## Work instruction
Please copy out every line in the entries that includes the word "Post".

** Opening Data under study block **

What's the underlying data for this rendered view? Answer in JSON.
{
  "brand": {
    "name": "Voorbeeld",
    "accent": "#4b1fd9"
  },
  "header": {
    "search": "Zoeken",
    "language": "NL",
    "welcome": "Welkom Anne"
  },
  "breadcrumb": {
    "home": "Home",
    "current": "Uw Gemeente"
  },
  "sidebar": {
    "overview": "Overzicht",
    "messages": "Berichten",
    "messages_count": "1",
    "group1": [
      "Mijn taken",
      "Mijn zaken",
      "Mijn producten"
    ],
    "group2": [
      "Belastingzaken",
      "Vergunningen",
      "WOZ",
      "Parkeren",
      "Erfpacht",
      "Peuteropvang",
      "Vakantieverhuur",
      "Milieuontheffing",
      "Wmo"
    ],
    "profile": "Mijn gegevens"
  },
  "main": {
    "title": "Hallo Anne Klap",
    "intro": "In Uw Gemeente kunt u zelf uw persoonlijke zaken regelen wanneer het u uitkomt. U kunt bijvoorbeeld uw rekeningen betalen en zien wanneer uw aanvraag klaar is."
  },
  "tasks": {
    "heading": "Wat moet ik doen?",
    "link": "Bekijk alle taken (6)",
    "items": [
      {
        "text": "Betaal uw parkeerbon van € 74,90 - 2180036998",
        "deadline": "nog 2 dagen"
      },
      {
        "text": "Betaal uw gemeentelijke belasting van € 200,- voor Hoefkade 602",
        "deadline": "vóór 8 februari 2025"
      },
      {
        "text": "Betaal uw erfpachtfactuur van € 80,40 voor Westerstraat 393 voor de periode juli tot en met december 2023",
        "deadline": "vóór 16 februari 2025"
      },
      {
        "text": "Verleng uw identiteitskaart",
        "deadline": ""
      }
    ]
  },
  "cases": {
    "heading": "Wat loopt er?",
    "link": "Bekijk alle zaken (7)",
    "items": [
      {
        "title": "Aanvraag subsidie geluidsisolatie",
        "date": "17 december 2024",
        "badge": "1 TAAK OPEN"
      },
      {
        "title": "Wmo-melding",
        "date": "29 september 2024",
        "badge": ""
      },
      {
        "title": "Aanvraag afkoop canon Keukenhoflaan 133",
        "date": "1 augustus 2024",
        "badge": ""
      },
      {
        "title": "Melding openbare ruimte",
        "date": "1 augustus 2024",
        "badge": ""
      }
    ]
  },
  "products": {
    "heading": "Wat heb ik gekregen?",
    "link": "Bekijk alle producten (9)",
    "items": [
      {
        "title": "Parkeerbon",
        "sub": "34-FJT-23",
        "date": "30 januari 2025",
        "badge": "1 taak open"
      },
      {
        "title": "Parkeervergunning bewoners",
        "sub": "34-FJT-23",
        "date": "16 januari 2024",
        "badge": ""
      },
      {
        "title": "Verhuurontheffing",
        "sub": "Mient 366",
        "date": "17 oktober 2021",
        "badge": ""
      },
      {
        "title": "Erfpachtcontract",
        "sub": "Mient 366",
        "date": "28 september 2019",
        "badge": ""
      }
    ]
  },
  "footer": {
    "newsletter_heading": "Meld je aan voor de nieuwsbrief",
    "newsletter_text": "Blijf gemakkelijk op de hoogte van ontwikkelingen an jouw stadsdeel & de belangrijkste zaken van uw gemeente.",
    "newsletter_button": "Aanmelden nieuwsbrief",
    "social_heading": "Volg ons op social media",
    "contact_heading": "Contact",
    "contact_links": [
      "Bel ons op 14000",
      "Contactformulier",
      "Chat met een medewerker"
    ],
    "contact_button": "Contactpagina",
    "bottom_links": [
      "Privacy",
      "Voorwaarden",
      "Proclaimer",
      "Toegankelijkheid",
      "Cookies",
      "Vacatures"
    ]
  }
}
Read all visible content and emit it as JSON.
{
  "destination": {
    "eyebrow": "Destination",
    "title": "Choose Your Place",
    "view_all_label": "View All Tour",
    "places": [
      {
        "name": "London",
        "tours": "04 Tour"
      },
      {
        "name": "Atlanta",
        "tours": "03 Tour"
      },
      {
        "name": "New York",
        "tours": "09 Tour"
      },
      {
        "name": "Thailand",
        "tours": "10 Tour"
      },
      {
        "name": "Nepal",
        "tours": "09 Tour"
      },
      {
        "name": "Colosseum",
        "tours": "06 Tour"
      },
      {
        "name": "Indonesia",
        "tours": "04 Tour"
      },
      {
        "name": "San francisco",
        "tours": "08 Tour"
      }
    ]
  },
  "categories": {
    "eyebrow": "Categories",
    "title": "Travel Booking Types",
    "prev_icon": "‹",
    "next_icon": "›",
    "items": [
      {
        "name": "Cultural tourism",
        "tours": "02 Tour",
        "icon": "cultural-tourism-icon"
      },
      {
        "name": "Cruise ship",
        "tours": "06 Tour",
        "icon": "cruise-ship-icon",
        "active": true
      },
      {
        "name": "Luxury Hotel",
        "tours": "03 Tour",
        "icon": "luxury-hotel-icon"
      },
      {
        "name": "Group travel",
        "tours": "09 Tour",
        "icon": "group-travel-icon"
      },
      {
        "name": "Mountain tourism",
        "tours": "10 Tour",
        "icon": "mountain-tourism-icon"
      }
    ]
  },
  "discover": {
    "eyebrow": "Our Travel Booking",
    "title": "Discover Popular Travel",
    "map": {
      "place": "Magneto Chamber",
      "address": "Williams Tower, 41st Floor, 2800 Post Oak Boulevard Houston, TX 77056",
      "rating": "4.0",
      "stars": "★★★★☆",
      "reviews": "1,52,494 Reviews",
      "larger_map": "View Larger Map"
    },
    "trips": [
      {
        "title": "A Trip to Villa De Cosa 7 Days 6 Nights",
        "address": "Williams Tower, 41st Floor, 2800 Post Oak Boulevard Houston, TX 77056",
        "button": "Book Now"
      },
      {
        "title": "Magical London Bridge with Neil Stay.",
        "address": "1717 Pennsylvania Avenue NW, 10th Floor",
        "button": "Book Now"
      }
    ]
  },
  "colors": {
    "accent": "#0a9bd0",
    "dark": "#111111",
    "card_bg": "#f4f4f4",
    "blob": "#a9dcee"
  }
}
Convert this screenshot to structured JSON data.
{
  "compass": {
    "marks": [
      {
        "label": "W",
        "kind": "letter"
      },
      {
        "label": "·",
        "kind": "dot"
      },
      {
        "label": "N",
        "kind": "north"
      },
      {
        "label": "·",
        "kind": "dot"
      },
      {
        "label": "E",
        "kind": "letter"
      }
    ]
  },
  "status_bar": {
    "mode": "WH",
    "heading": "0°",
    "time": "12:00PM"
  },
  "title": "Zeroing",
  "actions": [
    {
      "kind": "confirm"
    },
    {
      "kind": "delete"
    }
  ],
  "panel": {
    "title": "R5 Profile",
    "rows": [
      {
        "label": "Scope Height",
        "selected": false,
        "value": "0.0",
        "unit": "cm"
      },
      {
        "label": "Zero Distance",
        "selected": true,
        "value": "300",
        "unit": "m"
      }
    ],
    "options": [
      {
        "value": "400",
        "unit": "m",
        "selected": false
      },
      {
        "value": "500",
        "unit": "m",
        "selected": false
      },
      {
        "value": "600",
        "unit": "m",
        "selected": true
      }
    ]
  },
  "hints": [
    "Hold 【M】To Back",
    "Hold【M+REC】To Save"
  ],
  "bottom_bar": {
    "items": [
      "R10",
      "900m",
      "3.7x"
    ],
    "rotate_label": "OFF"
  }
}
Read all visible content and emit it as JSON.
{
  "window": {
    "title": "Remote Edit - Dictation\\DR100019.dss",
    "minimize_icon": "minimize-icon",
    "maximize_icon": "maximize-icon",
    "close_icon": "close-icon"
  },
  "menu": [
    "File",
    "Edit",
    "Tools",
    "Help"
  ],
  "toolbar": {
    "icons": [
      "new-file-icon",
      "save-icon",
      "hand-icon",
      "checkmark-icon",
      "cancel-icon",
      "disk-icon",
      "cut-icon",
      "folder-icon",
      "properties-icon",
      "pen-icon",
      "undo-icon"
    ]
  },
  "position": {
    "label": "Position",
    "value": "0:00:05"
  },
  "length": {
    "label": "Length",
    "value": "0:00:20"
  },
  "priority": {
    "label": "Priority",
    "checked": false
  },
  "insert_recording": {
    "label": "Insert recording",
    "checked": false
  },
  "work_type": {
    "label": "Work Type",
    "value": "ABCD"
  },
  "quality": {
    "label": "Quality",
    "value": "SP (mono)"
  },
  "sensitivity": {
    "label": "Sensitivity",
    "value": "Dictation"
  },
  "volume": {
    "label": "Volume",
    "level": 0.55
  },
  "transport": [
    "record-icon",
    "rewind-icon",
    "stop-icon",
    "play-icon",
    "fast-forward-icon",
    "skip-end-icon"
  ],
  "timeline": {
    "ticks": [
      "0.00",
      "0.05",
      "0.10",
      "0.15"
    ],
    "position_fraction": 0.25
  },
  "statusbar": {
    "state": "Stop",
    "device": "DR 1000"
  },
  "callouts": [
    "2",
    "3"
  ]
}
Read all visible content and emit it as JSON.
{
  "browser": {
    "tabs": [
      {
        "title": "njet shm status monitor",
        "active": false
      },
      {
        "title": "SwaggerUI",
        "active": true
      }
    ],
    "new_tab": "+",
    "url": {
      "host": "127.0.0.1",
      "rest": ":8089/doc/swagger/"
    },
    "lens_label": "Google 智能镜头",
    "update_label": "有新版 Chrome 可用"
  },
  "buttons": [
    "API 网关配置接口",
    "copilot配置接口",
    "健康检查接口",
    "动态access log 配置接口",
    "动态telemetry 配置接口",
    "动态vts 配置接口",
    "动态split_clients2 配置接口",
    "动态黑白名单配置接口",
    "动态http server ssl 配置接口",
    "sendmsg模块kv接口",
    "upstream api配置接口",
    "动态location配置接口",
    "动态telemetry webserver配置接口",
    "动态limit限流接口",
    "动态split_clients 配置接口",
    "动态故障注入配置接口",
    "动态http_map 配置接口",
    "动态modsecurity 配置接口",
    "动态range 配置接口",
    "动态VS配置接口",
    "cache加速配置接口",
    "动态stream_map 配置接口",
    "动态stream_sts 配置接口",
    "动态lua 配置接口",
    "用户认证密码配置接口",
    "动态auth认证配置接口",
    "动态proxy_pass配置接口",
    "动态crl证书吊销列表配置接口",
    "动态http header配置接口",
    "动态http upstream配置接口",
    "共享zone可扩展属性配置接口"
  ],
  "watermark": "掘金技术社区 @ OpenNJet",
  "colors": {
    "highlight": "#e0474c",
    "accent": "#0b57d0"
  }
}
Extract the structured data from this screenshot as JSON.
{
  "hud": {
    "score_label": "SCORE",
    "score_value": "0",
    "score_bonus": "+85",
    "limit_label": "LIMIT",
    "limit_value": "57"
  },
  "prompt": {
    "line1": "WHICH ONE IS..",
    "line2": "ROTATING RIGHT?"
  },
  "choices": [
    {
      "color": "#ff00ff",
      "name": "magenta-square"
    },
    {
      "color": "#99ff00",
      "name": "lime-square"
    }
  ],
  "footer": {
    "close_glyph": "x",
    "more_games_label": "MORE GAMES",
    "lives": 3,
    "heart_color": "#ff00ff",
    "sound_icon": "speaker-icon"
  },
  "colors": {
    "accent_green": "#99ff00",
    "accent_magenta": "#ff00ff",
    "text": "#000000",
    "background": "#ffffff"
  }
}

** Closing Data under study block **

## Exercise answer
      "address": "Williams Tower, 41st Floor, 2800 Post Oak Boulevard Houston, TX 77056",
        "address": "Williams Tower, 41st Floor, 2800 Post Oak Boulevard Houston, TX 77056",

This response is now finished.